- WHAT TO PRODUCE: Your answer must be a single number: the count of lines in the records below that include the string "avatar".
-----
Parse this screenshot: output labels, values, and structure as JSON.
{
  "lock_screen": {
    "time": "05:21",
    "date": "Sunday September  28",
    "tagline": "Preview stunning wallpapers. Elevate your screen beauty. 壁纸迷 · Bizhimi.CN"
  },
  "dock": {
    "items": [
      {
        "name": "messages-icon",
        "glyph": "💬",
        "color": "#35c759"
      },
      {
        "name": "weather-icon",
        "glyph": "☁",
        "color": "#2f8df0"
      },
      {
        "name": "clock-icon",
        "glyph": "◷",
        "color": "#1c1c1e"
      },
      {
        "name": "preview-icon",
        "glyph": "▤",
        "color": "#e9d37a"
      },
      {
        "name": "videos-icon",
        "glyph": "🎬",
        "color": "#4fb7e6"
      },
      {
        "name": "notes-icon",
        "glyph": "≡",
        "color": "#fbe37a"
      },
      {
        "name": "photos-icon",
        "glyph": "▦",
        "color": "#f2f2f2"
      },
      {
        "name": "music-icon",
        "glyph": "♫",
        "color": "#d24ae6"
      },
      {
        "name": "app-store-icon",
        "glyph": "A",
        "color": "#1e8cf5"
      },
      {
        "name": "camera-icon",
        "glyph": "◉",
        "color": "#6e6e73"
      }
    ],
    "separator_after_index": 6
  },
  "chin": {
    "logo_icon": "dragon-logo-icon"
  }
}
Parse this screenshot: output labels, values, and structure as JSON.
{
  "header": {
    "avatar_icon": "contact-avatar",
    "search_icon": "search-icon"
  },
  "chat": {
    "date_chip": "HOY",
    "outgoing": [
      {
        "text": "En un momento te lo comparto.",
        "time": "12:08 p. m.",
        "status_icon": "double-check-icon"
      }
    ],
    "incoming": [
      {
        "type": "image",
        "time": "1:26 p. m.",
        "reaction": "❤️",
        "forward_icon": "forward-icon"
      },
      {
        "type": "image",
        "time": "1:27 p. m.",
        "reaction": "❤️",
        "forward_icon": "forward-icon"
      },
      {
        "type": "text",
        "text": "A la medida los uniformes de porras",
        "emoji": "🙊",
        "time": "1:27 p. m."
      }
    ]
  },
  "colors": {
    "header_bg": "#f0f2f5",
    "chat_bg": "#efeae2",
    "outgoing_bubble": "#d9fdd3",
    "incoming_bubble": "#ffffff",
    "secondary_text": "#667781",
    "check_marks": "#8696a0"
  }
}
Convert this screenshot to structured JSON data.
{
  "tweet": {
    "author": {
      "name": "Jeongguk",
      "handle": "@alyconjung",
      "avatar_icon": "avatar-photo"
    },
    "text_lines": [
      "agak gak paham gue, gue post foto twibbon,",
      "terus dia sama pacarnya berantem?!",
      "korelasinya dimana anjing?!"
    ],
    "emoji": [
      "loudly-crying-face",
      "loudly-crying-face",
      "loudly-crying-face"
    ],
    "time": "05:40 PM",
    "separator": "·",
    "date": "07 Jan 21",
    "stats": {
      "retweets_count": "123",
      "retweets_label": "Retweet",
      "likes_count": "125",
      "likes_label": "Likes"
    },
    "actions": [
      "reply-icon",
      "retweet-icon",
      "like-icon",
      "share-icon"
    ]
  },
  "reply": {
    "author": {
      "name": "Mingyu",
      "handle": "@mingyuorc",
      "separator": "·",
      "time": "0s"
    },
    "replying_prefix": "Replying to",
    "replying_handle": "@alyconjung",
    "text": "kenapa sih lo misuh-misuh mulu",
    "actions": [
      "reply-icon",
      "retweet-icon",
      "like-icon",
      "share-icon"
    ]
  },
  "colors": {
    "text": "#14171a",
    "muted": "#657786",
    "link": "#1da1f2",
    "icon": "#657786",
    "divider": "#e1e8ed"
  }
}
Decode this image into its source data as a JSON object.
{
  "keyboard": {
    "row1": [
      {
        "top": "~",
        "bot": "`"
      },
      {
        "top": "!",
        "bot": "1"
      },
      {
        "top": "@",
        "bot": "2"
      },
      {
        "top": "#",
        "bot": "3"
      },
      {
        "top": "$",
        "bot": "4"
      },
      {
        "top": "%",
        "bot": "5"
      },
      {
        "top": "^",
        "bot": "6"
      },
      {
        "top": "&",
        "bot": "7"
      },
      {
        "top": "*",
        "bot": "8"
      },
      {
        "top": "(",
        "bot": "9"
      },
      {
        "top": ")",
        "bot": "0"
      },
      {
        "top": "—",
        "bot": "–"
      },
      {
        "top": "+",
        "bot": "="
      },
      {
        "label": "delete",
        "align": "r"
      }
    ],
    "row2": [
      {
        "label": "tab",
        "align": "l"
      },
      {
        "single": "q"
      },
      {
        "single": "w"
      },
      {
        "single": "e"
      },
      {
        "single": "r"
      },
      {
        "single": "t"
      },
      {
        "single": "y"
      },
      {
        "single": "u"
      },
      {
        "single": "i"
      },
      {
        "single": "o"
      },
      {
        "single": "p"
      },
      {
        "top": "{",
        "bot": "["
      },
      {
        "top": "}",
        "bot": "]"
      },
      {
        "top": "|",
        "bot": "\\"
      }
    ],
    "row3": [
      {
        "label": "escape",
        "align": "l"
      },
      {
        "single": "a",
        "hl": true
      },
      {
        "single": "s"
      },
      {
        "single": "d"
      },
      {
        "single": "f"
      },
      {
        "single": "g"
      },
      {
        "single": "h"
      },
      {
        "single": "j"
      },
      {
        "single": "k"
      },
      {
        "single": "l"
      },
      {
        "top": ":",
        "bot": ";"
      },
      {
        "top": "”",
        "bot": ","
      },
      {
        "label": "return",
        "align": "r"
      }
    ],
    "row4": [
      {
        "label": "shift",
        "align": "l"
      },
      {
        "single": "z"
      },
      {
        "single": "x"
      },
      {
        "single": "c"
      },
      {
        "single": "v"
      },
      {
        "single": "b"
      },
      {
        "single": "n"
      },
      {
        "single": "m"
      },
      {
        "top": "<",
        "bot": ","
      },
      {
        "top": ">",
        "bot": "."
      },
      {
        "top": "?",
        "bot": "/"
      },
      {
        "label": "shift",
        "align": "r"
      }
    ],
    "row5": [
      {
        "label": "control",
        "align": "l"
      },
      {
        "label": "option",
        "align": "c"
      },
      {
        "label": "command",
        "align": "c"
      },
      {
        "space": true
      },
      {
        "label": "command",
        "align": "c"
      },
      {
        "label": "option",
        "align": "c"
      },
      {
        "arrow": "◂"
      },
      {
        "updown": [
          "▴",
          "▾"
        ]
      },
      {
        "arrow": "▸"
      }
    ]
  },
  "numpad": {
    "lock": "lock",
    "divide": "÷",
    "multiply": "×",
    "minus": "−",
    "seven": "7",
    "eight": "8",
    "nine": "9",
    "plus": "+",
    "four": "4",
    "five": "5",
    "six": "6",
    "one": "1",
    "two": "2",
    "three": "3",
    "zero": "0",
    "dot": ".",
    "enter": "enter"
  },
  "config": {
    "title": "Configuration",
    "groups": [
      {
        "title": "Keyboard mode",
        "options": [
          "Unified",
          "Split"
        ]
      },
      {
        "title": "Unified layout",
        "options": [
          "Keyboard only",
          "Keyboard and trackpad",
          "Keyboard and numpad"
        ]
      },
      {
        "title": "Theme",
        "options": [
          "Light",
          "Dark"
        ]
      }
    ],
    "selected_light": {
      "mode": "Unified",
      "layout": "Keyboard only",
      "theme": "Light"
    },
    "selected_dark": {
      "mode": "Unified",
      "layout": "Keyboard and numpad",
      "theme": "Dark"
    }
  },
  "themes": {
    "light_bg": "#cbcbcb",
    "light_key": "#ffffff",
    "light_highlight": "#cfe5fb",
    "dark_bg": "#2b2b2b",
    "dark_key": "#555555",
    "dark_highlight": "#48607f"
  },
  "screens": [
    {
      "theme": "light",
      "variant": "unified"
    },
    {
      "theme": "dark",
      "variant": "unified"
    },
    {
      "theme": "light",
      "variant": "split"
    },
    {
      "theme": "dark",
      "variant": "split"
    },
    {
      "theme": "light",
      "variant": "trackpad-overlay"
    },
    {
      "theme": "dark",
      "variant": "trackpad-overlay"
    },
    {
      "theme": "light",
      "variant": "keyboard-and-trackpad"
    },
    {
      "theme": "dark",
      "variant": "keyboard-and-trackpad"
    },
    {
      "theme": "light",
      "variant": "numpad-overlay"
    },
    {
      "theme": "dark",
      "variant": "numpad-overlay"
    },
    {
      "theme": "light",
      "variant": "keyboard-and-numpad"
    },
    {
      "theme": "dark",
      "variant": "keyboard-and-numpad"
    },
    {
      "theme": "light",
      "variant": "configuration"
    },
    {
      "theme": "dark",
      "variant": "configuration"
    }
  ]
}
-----
- OUTPUT: 2